A fallen firefighter is more than a number or a statistic. They are a person who lost their life performing a job we love. Their death impacts their family, fellow firefighters, their organization, and the community they serve. Never forgetting is more than a patch, a T-shirt, or a monument. As we enter 2016 let us remember those that have fallen in the line of duty. Out of the 366 days in 2016 there are 288 days that coincide with a date of a NIOSH LODD report. Honoring a firefighter who has fallen on that date is a way to truly never forget.
2016 NIOSH Report Calendar
Since 1998 NIOSH (National Institute for Occupational Safety and Health) has investigated all duty related firefighter deaths. This is an impartial fact finding mission. Many of these investigations have resulted in NIOSH Line of Duty Death reports. The reports are free for downloading at: www.cdc.gov/niosh/fire/. These reports have served as a valuable tool for many classes and can also serve as a daily devotional to honor our fallen brothers and sisters.

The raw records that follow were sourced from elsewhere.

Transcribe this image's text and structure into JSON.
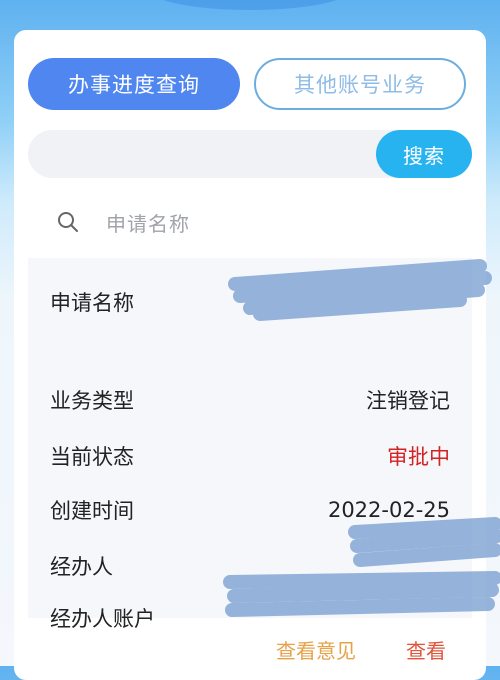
{
  "tabs": {
    "progress_label": "办事进度查询",
    "other_label": "其他账号业务"
  },
  "search": {
    "button_label": "搜索",
    "query_value": ""
  },
  "filter": {
    "placeholder": "申请名称"
  },
  "record": {
    "fields": [
      {
        "label": "申请名称",
        "value": ""
      },
      {
        "label": "业务类型",
        "value": "注销登记"
      },
      {
        "label": "当前状态",
        "value": "审批中"
      },
      {
        "label": "创建时间",
        "value": "2022-02-25"
      },
      {
        "label": "经办人",
        "value": ""
      },
      {
        "label": "经办人账户",
        "value": ""
      }
    ],
    "status_color": "#d32323"
  },
  "actions": {
    "opinion_label": "查看意见",
    "view_label": "查看"
  },
  "colors": {
    "primary": "#4f86f0",
    "search_button": "#27b3f0",
    "opinion": "#e7a24a",
    "view": "#e0553a"
  }
}
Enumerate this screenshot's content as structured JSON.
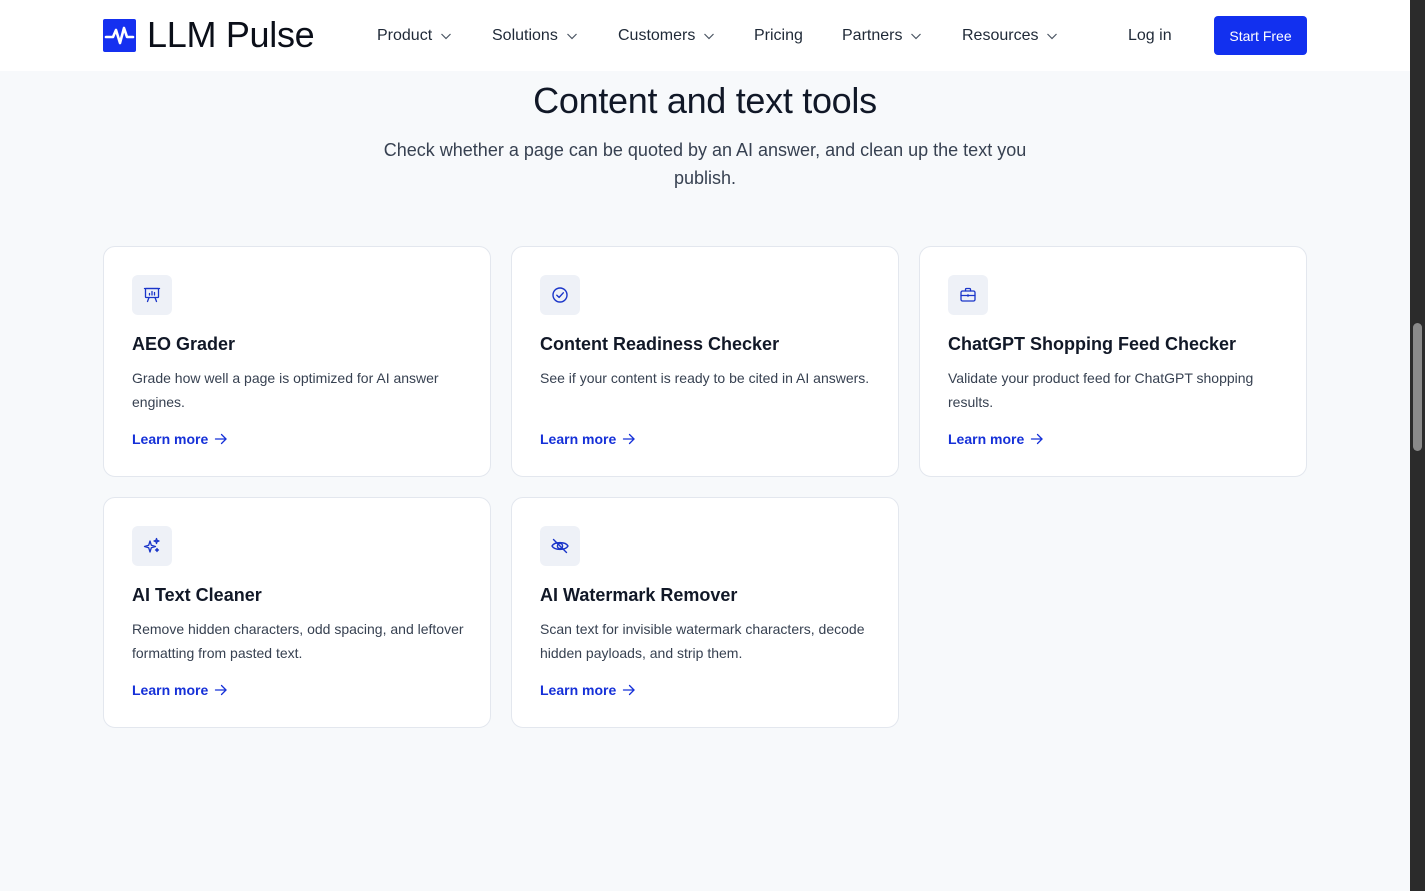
{
  "header": {
    "logo_text": "LLM Pulse",
    "nav": [
      {
        "label": "Product",
        "has_dropdown": true
      },
      {
        "label": "Solutions",
        "has_dropdown": true
      },
      {
        "label": "Customers",
        "has_dropdown": true
      },
      {
        "label": "Pricing",
        "has_dropdown": false
      },
      {
        "label": "Partners",
        "has_dropdown": true
      },
      {
        "label": "Resources",
        "has_dropdown": true
      }
    ],
    "login_label": "Log in",
    "cta_label": "Start Free"
  },
  "section": {
    "title": "Content and text tools",
    "subtitle": "Check whether a page can be quoted by an AI answer, and clean up the text you publish."
  },
  "cards": [
    {
      "icon": "presentation-chart-icon",
      "title": "AEO Grader",
      "description": "Grade how well a page is optimized for AI answer engines.",
      "link": "Learn more"
    },
    {
      "icon": "check-circle-icon",
      "title": "Content Readiness Checker",
      "description": "See if your content is ready to be cited in AI answers.",
      "link": "Learn more"
    },
    {
      "icon": "briefcase-icon",
      "title": "ChatGPT Shopping Feed Checker",
      "description": "Validate your product feed for ChatGPT shopping results.",
      "link": "Learn more"
    },
    {
      "icon": "sparkles-icon",
      "title": "AI Text Cleaner",
      "description": "Remove hidden characters, odd spacing, and leftover formatting from pasted text.",
      "link": "Learn more"
    },
    {
      "icon": "eye-slash-icon",
      "title": "AI Watermark Remover",
      "description": "Scan text for invisible watermark characters, decode hidden payloads, and strip them.",
      "link": "Learn more"
    }
  ],
  "colors": {
    "brand": "#1230ef",
    "link": "#1530d8",
    "background": "#f7f9fb"
  }
}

A member of the company can reference the calendar of NIOSH Line of Duty death reports and download a report for an upcoming duty day. The duty day can be dedicated in honor of the fallen individual(s). NIOSH reports do not contain an agency's name or the firefighter's name but it does have the incident date and the state. A quick internet search of a firefighter fatality on that date, in that state will often produce a wealth of information; photographs of the individuals, news reports, and videos from the scene. The name of an organization or individual changes a sterile report and makes it personal. In some cases the agency has done extensive research and reporting of information to prevent such a tragedy from occurring again. Phoenix and Colerain Township are just a few organizations that have provided extensive information on their line of duty incidents.
Don’t be disrespectful. Often times we are too quick to place blame, to say it will never happen here or to create excuses to distance ourselves from the incident. There are always learning opportunities. Allow these reports to serve as a guide for the day. Look at how the organization is similar to yours. Look at how the incident is similar to incidents you have run. Find ways to pay respect. It is obvious that a set of unfortunate circumstances added up to create a firefighter fatality. That was not planned. None of us plan on dying in a fire. However, departments large and small, and even ones with a wealth of experience are encountering line of duty deaths.
We owe it to the fallen to take time to prepare. Print the report a couple days before the shift. Read and know the report. Conduct further research. The report can incorporate your organization’s Standard Operating Procedure (SOP), a piece of equipment, the discussion of how the structure or incident is similar to one that occurred within your organization. Do more than discuss the incident. Relate it to your organization and discuss how to prevent it. Conduct some additional training. The training sessions do not need to be led by the company officer. Reports can be delegated to other members of the company to get everyone personally invested in the project.
Every little bit counts. If a crew reviews one NIOSH report a month, they have honored at least 12 firefighters. If they do one a week they have honored at least 52 firefighters.